# Your goal:
Search the records below for the word "code". Pull out each line that has it.

# Records for the task:
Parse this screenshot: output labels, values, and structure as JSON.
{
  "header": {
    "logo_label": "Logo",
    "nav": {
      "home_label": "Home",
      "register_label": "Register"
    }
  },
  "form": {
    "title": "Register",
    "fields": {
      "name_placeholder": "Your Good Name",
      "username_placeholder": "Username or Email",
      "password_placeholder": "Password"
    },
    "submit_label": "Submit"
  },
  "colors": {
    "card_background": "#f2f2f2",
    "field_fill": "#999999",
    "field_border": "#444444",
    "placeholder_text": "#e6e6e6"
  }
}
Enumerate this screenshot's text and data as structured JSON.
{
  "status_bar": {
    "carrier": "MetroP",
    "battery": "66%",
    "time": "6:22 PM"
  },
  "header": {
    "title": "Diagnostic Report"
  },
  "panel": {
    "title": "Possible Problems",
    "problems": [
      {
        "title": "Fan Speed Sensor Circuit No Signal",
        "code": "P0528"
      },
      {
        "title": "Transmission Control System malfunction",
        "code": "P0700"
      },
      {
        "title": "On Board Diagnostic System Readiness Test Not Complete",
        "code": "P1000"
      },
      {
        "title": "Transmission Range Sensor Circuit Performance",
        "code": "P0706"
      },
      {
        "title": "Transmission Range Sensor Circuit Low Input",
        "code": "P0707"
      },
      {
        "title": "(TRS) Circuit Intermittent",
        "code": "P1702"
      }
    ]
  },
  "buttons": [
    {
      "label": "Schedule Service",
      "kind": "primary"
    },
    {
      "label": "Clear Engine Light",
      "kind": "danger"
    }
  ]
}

# Exercise result:
        "code": "P0528"
        "code": "P0700"
        "code": "P1000"
        "code": "P0706"
        "code": "P0707"
        "code": "P1702"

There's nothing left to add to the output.